§ EXERCISE BRIEF: Go through the lines below and retype each one exactly.

++++ DATA RECORDS ++++

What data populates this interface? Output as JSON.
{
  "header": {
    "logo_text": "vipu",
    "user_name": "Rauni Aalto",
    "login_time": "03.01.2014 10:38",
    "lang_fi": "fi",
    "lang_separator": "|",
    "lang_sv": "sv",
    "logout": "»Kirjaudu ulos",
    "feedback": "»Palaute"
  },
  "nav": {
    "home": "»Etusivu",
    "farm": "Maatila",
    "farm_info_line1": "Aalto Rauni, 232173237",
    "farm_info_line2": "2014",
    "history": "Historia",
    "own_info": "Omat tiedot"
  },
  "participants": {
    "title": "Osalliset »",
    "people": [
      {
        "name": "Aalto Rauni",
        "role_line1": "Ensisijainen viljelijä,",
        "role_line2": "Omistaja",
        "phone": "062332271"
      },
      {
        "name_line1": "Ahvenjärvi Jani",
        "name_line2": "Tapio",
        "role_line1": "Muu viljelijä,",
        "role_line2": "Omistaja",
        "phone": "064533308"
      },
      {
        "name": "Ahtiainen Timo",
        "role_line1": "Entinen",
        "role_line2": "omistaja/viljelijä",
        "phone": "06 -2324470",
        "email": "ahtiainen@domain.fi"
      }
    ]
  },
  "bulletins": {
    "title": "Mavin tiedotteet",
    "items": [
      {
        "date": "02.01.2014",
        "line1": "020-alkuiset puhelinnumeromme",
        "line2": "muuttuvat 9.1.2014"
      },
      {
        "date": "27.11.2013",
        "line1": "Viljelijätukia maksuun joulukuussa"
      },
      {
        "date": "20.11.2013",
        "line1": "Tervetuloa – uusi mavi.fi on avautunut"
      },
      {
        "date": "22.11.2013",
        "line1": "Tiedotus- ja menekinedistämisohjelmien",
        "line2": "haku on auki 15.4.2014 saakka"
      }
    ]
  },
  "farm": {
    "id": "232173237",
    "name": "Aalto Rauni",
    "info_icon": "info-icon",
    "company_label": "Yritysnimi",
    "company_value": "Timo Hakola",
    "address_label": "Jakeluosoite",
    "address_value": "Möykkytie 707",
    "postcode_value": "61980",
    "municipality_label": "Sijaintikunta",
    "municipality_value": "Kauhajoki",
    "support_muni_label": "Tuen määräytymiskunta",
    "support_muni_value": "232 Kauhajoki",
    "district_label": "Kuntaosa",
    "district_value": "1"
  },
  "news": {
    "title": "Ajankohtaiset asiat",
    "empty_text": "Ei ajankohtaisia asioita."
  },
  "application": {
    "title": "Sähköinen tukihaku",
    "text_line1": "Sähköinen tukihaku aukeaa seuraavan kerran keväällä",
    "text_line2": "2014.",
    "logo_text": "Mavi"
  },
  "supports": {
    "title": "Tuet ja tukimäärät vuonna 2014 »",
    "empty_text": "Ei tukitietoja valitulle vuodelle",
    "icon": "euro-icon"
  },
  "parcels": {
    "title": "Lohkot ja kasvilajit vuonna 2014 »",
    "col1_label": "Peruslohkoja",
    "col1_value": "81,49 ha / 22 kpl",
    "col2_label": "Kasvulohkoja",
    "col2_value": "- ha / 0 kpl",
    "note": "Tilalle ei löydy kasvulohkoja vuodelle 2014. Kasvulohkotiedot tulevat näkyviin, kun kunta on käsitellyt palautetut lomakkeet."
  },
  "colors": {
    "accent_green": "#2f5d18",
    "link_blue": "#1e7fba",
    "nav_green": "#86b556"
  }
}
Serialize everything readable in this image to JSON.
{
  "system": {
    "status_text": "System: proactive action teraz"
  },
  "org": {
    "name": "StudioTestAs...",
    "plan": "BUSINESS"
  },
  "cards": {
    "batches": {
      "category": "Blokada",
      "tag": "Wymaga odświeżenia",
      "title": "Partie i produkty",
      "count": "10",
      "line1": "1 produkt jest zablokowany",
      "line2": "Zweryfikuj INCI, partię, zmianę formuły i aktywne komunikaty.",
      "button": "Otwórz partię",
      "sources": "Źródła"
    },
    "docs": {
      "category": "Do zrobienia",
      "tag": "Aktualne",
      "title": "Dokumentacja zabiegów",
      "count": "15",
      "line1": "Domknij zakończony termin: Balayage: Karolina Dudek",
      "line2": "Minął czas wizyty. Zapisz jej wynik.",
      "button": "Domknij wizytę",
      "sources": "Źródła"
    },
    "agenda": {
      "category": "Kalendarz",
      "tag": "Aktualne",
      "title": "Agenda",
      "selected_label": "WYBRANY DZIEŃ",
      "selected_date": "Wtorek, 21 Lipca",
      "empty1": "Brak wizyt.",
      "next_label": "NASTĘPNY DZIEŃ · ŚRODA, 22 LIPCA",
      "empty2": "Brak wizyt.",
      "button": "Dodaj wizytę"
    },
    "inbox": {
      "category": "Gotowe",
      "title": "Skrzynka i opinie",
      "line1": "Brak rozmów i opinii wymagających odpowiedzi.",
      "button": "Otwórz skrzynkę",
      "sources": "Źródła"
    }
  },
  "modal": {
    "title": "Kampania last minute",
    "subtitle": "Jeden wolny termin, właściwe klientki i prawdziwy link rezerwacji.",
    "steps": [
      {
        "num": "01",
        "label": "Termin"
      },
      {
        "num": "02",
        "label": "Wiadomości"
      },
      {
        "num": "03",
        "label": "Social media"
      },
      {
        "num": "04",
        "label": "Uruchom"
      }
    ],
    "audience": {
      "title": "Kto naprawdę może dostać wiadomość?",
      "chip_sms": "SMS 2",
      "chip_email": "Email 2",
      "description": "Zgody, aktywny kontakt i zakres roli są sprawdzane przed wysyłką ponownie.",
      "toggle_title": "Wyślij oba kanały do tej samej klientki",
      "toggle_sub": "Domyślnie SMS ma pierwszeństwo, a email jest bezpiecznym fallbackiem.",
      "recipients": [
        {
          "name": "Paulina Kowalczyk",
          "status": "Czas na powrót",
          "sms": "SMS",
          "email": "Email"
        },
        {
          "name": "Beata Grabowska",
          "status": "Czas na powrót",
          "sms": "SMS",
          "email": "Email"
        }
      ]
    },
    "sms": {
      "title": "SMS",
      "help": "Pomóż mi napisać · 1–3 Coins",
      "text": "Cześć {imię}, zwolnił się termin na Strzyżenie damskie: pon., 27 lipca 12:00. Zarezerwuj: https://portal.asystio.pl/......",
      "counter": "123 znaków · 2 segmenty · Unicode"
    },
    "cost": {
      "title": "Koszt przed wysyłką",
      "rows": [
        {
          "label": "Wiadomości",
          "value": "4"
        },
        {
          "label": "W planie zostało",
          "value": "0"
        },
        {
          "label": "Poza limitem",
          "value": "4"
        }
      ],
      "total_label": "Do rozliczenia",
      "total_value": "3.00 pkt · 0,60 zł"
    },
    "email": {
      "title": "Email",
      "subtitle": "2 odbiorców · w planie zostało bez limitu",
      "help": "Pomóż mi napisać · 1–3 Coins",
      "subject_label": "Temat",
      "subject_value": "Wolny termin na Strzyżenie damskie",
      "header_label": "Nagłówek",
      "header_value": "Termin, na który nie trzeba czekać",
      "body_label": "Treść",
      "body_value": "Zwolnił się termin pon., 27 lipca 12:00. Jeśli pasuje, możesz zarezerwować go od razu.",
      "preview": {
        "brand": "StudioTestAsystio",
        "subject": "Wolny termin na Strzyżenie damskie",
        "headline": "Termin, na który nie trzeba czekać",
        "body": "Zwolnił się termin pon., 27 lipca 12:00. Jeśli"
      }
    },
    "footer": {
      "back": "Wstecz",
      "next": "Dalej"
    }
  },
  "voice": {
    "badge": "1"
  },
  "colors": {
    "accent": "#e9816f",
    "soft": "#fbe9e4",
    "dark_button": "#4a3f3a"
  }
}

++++

§ ANSWER SECTION:
What data populates this interface? Output as JSON.
{
  "header": {
    "logo_text": "vipu",
    "user_name": "Rauni Aalto",
    "login_time": "03.01.2014 10:38",
    "lang_fi": "fi",
    "lang_separator": "|",
    "lang_sv": "sv",
    "logout": "»Kirjaudu ulos",
    "feedback": "»Palaute"
  },
  "nav": {
    "home": "»Etusivu",
    "farm": "Maatila",
    "farm_info_line1": "Aalto Rauni, 232173237",
    "farm_info_line2": "2014",
    "history": "Historia",
    "own_info": "Omat tiedot"
  },
  "participants": {
    "title": "Osalliset »",
    "people": [
      {
        "name": "Aalto Rauni",
        "role_line1": "Ensisijainen viljelijä,",
        "role_line2": "Omistaja",
        "phone": "062332271"
      },
      {
        "name_line1": "Ahvenjärvi Jani",
        "name_line2": "Tapio",
        "role_line1": "Muu viljelijä,",
        "role_line2": "Omistaja",
        "phone": "064533308"
      },
      {
        "name": "Ahtiainen Timo",
        "role_line1": "Entinen",
        "role_line2": "omistaja/viljelijä",
        "phone": "06 -2324470",
        "email": "ahtiainen@domain.fi"
      }
    ]
  },
  "bulletins": {
    "title": "Mavin tiedotteet",
    "items": [
      {
        "date": "02.01.2014",
        "line1": "020-alkuiset puhelinnumeromme",
        "line2": "muuttuvat 9.1.2014"
      },
      {
        "date": "27.11.2013",
        "line1": "Viljelijätukia maksuun joulukuussa"
      },
      {
        "date": "20.11.2013",
        "line1": "Tervetuloa – uusi mavi.fi on avautunut"
      },
      {
        "date": "22.11.2013",
        "line1": "Tiedotus- ja menekinedistämisohjelmien",
        "line2": "haku on auki 15.4.2014 saakka"
      }
    ]
  },
  "farm": {
    "id": "232173237",
    "name": "Aalto Rauni",
    "info_icon": "info-icon",
    "company_label": "Yritysnimi",
    "company_value": "Timo Hakola",
    "address_label": "Jakeluosoite",
    "address_value": "Möykkytie 707",
    "postcode_value": "61980",
    "municipality_label": "Sijaintikunta",
    "municipality_value": "Kauhajoki",
    "support_muni_label": "Tuen määräytymiskunta",
    "support_muni_value": "232 Kauhajoki",
    "district_label": "Kuntaosa",
    "district_value": "1"
  },
  "news": {
    "title": "Ajankohtaiset asiat",
    "empty_text": "Ei ajankohtaisia asioita."
  },
  "application": {
    "title": "Sähköinen tukihaku",
    "text_line1": "Sähköinen tukihaku aukeaa seuraavan kerran keväällä",
    "text_line2": "2014.",
    "logo_text": "Mavi"
  },
  "supports": {
    "title": "Tuet ja tukimäärät vuonna 2014 »",
    "empty_text": "Ei tukitietoja valitulle vuodelle",
    "icon": "euro-icon"
  },
  "parcels": {
    "title": "Lohkot ja kasvilajit vuonna 2014 »",
    "col1_label": "Peruslohkoja",
    "col1_value": "81,49 ha / 22 kpl",
    "col2_label": "Kasvulohkoja",
    "col2_value": "- ha / 0 kpl",
    "note": "Tilalle ei löydy kasvulohkoja vuodelle 2014. Kasvulohkotiedot tulevat näkyviin, kun kunta on käsitellyt palautetut lomakkeet."
  },
  "colors": {
    "accent_green": "#2f5d18",
    "link_blue": "#1e7fba",
    "nav_green": "#86b556"
  }
}
Serialize everything readable in this image to JSON.
{
  "system": {
    "status_text": "System: proactive action teraz"
  },
  "org": {
    "name": "StudioTestAs...",
    "plan": "BUSINESS"
  },
  "cards": {
    "batches": {
      "category": "Blokada",
      "tag": "Wymaga odświeżenia",
      "title": "Partie i produkty",
      "count": "10",
      "line1": "1 produkt jest zablokowany",
      "line2": "Zweryfikuj INCI, partię, zmianę formuły i aktywne komunikaty.",
      "button": "Otwórz partię",
      "sources": "Źródła"
    },
    "docs": {
      "category": "Do zrobienia",
      "tag": "Aktualne",
      "title": "Dokumentacja zabiegów",
      "count": "15",
      "line1": "Domknij zakończony termin: Balayage: Karolina Dudek",
      "line2": "Minął czas wizyty. Zapisz jej wynik.",
      "button": "Domknij wizytę",
      "sources": "Źródła"
    },
    "agenda": {
      "category": "Kalendarz",
      "tag": "Aktualne",
      "title": "Agenda",
      "selected_label": "WYBRANY DZIEŃ",
      "selected_date": "Wtorek, 21 Lipca",
      "empty1": "Brak wizyt.",
      "next_label": "NASTĘPNY DZIEŃ · ŚRODA, 22 LIPCA",
      "empty2": "Brak wizyt.",
      "button": "Dodaj wizytę"
    },
    "inbox": {
      "category": "Gotowe",
      "title": "Skrzynka i opinie",
      "line1": "Brak rozmów i opinii wymagających odpowiedzi.",
      "button": "Otwórz skrzynkę",
      "sources": "Źródła"
    }
  },
  "modal": {
    "title": "Kampania last minute",
    "subtitle": "Jeden wolny termin, właściwe klientki i prawdziwy link rezerwacji.",
    "steps": [
      {
        "num": "01",
        "label": "Termin"
      },
      {
        "num": "02",
        "label": "Wiadomości"
      },
      {
        "num": "03",
        "label": "Social media"
      },
      {
        "num": "04",
        "label": "Uruchom"
      }
    ],
    "audience": {
      "title": "Kto naprawdę może dostać wiadomość?",
      "chip_sms": "SMS 2",
      "chip_email": "Email 2",
      "description": "Zgody, aktywny kontakt i zakres roli są sprawdzane przed wysyłką ponownie.",
      "toggle_title": "Wyślij oba kanały do tej samej klientki",
      "toggle_sub": "Domyślnie SMS ma pierwszeństwo, a email jest bezpiecznym fallbackiem.",
      "recipients": [
        {
          "name": "Paulina Kowalczyk",
          "status": "Czas na powrót",
          "sms": "SMS",
          "email": "Email"
        },
        {
          "name": "Beata Grabowska",
          "status": "Czas na powrót",
          "sms": "SMS",
          "email": "Email"
        }
      ]
    },
    "sms": {
      "title": "SMS",
      "help": "Pomóż mi napisać · 1–3 Coins",
      "text": "Cześć {imię}, zwolnił się termin na Strzyżenie damskie: pon., 27 lipca 12:00. Zarezerwuj: https://portal.asystio.pl/......",
      "counter": "123 znaków · 2 segmenty · Unicode"
    },
    "cost": {
      "title": "Koszt przed wysyłką",
      "rows": [
        {
          "label": "Wiadomości",
          "value": "4"
        },
        {
          "label": "W planie zostało",
          "value": "0"
        },
        {
          "label": "Poza limitem",
          "value": "4"
        }
      ],
      "total_label": "Do rozliczenia",
      "total_value": "3.00 pkt · 0,60 zł"
    },
    "email": {
      "title": "Email",
      "subtitle": "2 odbiorców · w planie zostało bez limitu",
      "help": "Pomóż mi napisać · 1–3 Coins",
      "subject_label": "Temat",
      "subject_value": "Wolny termin na Strzyżenie damskie",
      "header_label": "Nagłówek",
      "header_value": "Termin, na który nie trzeba czekać",
      "body_label": "Treść",
      "body_value": "Zwolnił się termin pon., 27 lipca 12:00. Jeśli pasuje, możesz zarezerwować go od razu.",
      "preview": {
        "brand": "StudioTestAsystio",
        "subject": "Wolny termin na Strzyżenie damskie",
        "headline": "Termin, na który nie trzeba czekać",
        "body": "Zwolnił się termin pon., 27 lipca 12:00. Jeśli"
      }
    },
    "footer": {
      "back": "Wstecz",
      "next": "Dalej"
    }
  },
  "voice": {
    "badge": "1"
  },
  "colors": {
    "accent": "#e9816f",
    "soft": "#fbe9e4",
    "dark_button": "#4a3f3a"
  }
}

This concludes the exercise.